Update 10/8/15: Today, I had many backs-and-forths with a highly regarded evolution professor and I was not intimidated. I WAS NOT INTIMIDATED! And I was able to make mistakes in front of her and talk, while the grad student next to me was timid! What a huge change! I used to be very nervous around profs, but not anymore!!!

Truth and Harmony

The fact that I cherish those two concepts makes me seem like my friends have white hair and just want their kids “to be happy”. Well, you’re right. My friends are increasing in mean age, and not just keeping up with the rate of age inflation (aka time.) Instead of mostly 21 year old friends, I’d say the average age may fall in the thirties.

Anyway, I receive daily poems via email and today’s struck me. Here it is.

By Juhan Liiv
Translated by H.L. Hix & Jüri Talvet

It must be somewhere, the original harmony,
somewhere in great nature, hidden.
Is it in the furious infinite,
in distant stars’ orbits,
is it in the sun’s scorn,
in a tiny flower, in treegossip,
in heartmusic’s mothersong
or in tears?
It must be somewhere, immortality,
somewhere the original harmony must be found:
how else could it infuse
the human soul,
that music?


What a word is treegossip!! Into my vernacular it goes!

I’m a Fresh Senior

I thought the extent of my reverse culture shock was my eyeroll at all the American travellers wearing sweatpants and sweatshirts. Transitioning back to life at home, working in the summer, was relatively painless. My parents and sister were still great, my relatives were still lovely, and my friends still understood me. Elior had been abroad and we’d kept up on each other’s lives, so there was little distance between us. Reconnecting with Marissa was great, being with Lilly and Cristina was fun as always. My work family at the restaurant was an amazing pool of new and old coworkers. Couldn’t get much better than this, besides missing London and travelling, but that’s to be expected.

So now I’m back at college and it’s here that RCS is impacting me the most. I knew I’d changed in some ways but that didn’t affect my relationships at home. Here, many of the friends I cultivated over 2.5 years look pretty different through a post-study abroad-colored lens.

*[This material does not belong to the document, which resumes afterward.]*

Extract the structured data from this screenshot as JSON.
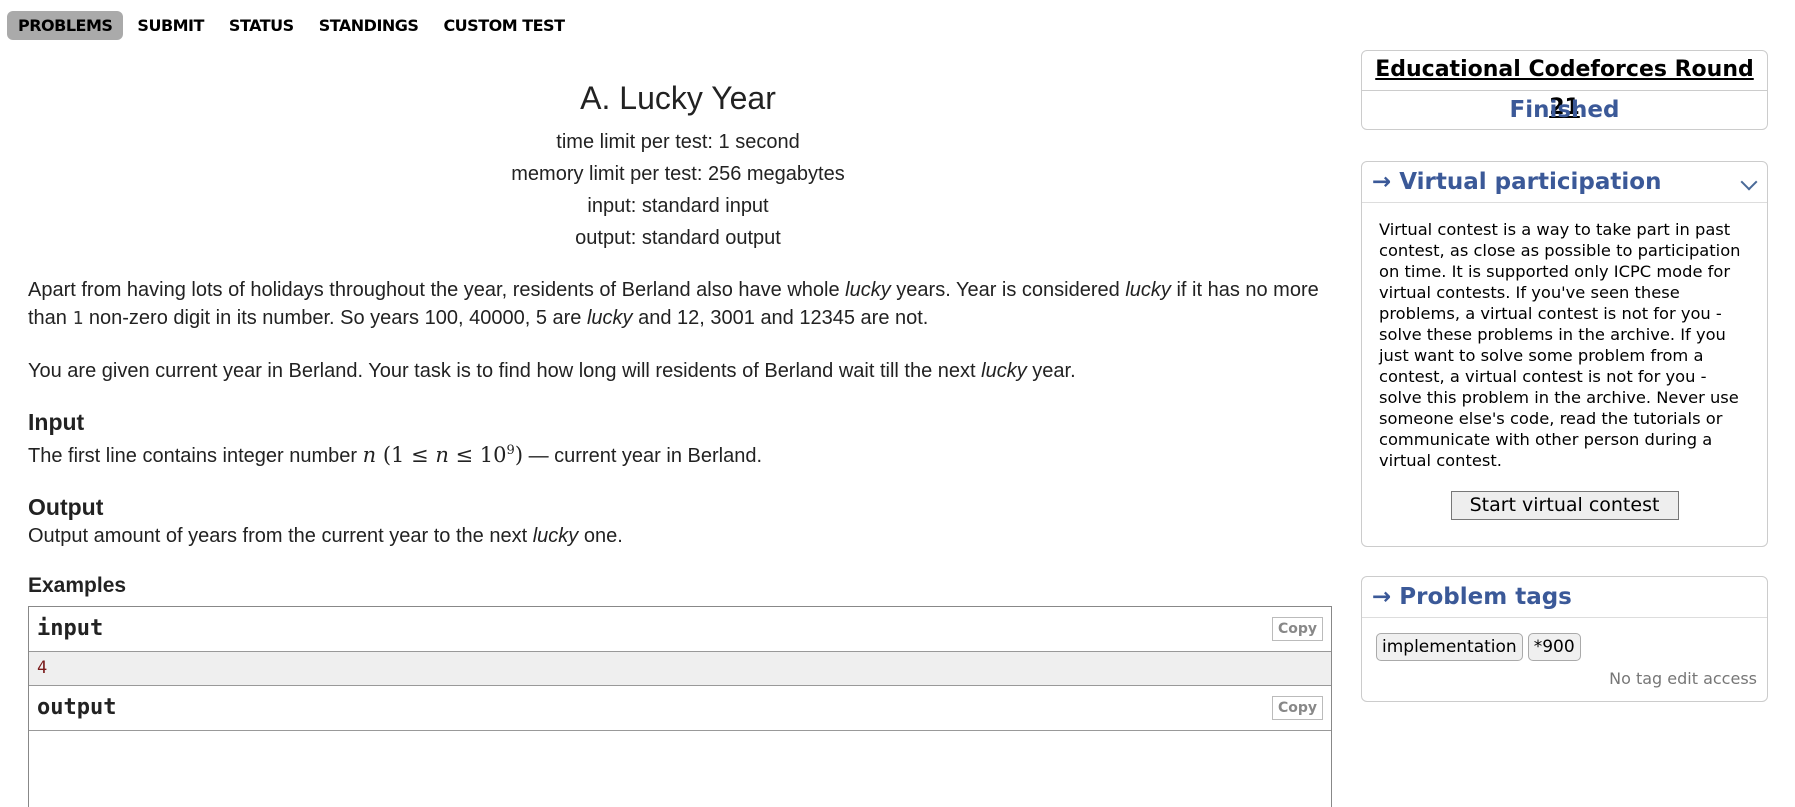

True, it’s only my second day here. However, about 1/3 of the people I’ve seen aren’t interesting to me anymore: I’m not willing to extend my personality in ways I used to. Just like how I lost much of my bubbliness in the chasm between high school and college, I now lack the ability and patience to listen to BS. I demand realness from conversation and interaction. If we hang out, please tell me things that matter and don’t waste my time. After being abroad, I’m now especially prepared to be happy by myself somewhere else. Even though Middletown isn’t popping with culture, there are still many things I could do instead of listen to a bunch of people about whom I used to think highly chat about trivial things. I guess I’m happier being alone than I used to, too, so I’m not receiving that social self-esteem boost that attending parties used to give me. I’m happy with who I am, so although socializing is great (in some forms- see next paragraph), it’s not as powerful as it once was.

Now, I’m finding that I love to chat with cashiers and clerks and anyone with whom wants to actually talk with me. I like talking with people I don’t know. They’re each little boxes with untold facts and opinions and quirks inside. In comparison, these old college friends feel stale.

I don’t recognize the majority of the students here anymore. I feel like a freshman with the confidence and knowledge of a senior.

Yesterday, at a get-together with some kids I used to really like before London, Sarah said I looked bored. And I was. I spoke rarely, not hastening to assert my own point of view about what felt like an inconsequential topic. I dislike wasting my breath and energy.

Some people have told me that I act like I’m 25. In some ways, I agree. But knowing that makes looking at the school year ahead rather daunting.

I’m really excited for all the activities and classes to start up. Finding enough of my new chosen type of socialization will be a challenge I’m ready to accept, but not without first mourning the loss of a few friends. However, they weren’t that great to begin with. So, maybe it’s for the best. Closer to the truth.